Attorney Jack A. Falk Jr., a partner at Dunwody White & Landon in Miami, represents Turkish.

“They make a lot of allegations, but the fact is every penny of what happened with the mother’s trust was accounted for,” Falk said. “There was no improper activity whatsoever.”


Turkish claims five family trusts allow him to get paid for his work as trustee and withdraw money from those accounts to live on—all above board with his sister’s knowledge.

There is little dispute that Trask played favorites among her three children. Another daughter, Bernice Klein, was written out her will completely after a fight with her mother, and her relationship with Brody was admittedly strained at times—though Brody claims it was because of her brother.

Turkish made it his job as an adult to manage his mother’s estate and provide for her care, according to court documents from both sides. Trask was confined to a wheelchair in the last decade of her life.

Brody “was as quiet as a mouse while her mother was alive, and then only after she was dead did she start complaining about things she agreed to years before,” Falk said. “She did a complete 180-degree turnaround.”

Korvick rejected a motion by Brody to file a second amended complaint, which outlines a fractured family.

One matter of contention raised in the second amendment complaint is Trask’s mind-set. Brody claims her mother had diminished mental capacity from 1997 to her death. “In her diminished mental and physical capacity, Ada was more susceptible to Arthur’s dominance and exercise of undue influence,” the amended complaint reads.

Falk said Korvick rightly barred the latest amended complaint.

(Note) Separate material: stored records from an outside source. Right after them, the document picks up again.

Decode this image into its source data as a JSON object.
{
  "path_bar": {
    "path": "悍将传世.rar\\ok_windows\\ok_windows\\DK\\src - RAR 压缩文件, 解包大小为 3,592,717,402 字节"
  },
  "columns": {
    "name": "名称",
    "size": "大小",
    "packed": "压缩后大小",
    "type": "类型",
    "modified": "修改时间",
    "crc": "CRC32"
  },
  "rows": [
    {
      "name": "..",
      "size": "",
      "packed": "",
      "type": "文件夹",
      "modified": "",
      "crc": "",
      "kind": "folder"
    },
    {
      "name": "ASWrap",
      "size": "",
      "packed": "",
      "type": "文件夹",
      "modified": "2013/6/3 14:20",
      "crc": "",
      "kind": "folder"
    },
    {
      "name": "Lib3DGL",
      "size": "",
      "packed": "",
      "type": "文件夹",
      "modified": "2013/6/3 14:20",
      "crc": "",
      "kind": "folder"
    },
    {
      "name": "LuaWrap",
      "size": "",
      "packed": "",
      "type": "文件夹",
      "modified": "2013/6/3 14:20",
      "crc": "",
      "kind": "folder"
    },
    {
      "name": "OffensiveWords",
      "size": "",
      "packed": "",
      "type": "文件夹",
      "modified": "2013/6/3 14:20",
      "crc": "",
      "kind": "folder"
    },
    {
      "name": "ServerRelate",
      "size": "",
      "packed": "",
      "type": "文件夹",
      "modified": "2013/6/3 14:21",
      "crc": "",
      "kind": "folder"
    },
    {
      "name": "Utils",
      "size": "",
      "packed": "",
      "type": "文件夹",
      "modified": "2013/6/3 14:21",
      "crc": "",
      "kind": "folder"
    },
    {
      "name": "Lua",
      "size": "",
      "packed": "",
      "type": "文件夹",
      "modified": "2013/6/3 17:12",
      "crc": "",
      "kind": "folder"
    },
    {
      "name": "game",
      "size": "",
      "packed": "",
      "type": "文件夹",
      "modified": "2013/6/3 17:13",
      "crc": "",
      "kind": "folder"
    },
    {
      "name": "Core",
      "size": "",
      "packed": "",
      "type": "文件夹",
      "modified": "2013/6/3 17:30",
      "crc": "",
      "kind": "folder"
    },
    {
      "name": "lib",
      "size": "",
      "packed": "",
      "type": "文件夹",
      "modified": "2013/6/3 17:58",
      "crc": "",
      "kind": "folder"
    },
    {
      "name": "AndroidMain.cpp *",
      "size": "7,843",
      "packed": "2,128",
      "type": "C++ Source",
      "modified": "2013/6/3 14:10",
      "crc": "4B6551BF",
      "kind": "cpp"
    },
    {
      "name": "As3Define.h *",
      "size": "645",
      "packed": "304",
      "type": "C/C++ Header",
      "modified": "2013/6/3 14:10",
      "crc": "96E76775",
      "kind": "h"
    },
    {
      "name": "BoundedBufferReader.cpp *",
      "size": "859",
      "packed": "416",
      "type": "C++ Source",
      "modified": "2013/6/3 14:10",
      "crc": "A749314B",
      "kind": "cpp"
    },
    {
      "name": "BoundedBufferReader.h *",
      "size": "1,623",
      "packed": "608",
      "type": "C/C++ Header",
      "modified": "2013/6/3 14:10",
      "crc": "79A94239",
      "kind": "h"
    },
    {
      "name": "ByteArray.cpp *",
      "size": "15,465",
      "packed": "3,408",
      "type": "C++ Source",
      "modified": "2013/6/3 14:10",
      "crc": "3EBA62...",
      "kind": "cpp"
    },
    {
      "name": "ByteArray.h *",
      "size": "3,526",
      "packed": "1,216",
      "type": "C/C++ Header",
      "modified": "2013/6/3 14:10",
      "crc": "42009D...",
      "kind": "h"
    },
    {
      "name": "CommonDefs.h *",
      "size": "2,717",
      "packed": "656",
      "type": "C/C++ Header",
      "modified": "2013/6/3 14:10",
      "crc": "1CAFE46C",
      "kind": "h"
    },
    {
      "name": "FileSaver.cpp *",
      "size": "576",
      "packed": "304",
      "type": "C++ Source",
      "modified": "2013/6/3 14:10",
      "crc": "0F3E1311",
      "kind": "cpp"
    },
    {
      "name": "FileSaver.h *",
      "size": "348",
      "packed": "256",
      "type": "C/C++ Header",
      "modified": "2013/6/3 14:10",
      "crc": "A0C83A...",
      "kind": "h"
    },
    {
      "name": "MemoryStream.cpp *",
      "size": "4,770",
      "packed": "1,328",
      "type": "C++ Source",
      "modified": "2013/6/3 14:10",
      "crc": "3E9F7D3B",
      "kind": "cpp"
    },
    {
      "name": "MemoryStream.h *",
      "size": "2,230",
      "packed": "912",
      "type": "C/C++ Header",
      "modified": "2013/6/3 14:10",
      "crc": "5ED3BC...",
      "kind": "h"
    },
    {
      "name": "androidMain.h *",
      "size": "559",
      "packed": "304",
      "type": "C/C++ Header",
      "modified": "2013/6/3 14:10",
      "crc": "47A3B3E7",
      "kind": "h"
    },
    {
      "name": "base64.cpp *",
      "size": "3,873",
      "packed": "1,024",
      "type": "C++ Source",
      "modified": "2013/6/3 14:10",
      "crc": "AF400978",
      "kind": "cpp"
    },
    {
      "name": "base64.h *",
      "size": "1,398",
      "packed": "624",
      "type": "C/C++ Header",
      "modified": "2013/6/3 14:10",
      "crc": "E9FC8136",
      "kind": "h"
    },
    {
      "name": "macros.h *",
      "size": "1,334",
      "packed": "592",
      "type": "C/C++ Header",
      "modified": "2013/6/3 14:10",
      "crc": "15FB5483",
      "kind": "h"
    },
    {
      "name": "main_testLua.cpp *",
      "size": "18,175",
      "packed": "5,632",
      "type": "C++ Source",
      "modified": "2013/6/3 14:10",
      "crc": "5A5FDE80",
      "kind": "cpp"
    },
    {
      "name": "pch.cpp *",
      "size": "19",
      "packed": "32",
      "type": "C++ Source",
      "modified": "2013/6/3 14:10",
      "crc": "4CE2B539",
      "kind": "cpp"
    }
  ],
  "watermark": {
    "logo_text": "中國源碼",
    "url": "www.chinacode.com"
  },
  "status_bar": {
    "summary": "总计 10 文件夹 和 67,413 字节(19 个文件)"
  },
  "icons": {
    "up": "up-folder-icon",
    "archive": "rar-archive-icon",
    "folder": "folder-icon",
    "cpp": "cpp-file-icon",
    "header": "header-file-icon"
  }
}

He said Trask conferred with attorneys and managed her affairs right up to a few weeks before her death.

“It is an absolute absurdity they would even file that document,” Falk said.


Falk said Brody had her attorneys look over trust accountings and she approved all withdrawals.

Katzen said his client thought her brother’s withdrawals reflected he was managing millions of dollars and didn’t think he was depleting principle. He said it doesn’t matter that Turkish had the authority to write checks to himself from the account.

“Even though he had the authority to give gifts to himself, his duty was to his beneficiaries. It is our position that by its very nature he is breaching his fiduciary duty by making a distribution,” Katzen said. “He is invading the principle that he has a duty to Carole to protect.”

Falk said Brody would be mistaken to believe Trask inherited more than $20 million.

Her money came in “dribs and drabs” as real estate holdings formerly owned by her father were sold off. She would get a portion of whatever interest her family had in those buildings, sharing the windfall with her siblings.

And Trask had a penchant for the good life as well, he said.

“She liked to eat out. She had a very nice standing of living. She was used to that from the time she was young,” Falk said.

He said the trial could come down to a fight over a paltry amount: money his client took over his $9,500 monthly fee for managing the trusts.

Katzen said Brody’s allegation aren’t unusual when a family member controls the purse strings of an estate.

“It’s a lapse of judgment of the grantor, of the parent,” Katzen said. “However, courts should look at cases like this with strict scrutiny because of the inherent conflict of interest.”

John Pacenti can be reached at jpacenti@ alm.com or at (305) 347-6638.